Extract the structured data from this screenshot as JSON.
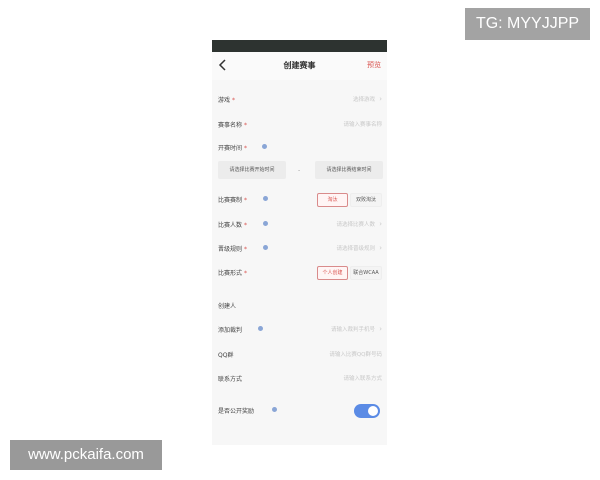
{
  "watermarks": {
    "tg": "TG: MYYJJPP",
    "site": "www.pckaifa.com"
  },
  "nav": {
    "back_icon": "chevron-left-icon",
    "title": "创建赛事",
    "preview": "预览"
  },
  "fields": {
    "game": {
      "label": "游戏",
      "required": "*",
      "placeholder": "选择游戏"
    },
    "name": {
      "label": "赛事名称",
      "required": "*",
      "placeholder": "请输入赛事名称"
    },
    "start_time": {
      "label": "开赛时间",
      "required": "*",
      "start_placeholder": "请选择比赛开始时间",
      "end_placeholder": "请选择比赛结束时间",
      "separator": "-"
    },
    "format": {
      "label": "比赛赛制",
      "required": "*",
      "options": [
        "淘汰",
        "双败淘汰"
      ],
      "selected": "淘汰"
    },
    "players": {
      "label": "比赛人数",
      "required": "*",
      "placeholder": "请选择比赛人数"
    },
    "advance": {
      "label": "晋级规则",
      "required": "*",
      "placeholder": "请选择晋级规则"
    },
    "form": {
      "label": "比赛形式",
      "required": "*",
      "options": [
        "个人创建",
        "联合WCAA"
      ],
      "selected": "个人创建"
    },
    "creator": {
      "label": "创建人"
    },
    "referee": {
      "label": "添加裁判",
      "placeholder": "请输入裁判手机号"
    },
    "qq": {
      "label": "QQ群",
      "placeholder": "请输入比赛QQ群号码"
    },
    "contact": {
      "label": "联系方式",
      "placeholder": "请输入联系方式"
    },
    "public": {
      "label": "是否公开奖励",
      "enabled": true
    }
  },
  "colors": {
    "accent": "#d9534f",
    "toggle": "#5b8be5",
    "info": "#8aa6d6",
    "statusbar": "#2d3330"
  }
}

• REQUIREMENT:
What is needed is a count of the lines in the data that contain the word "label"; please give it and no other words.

• WRITTEN ANSWER:
12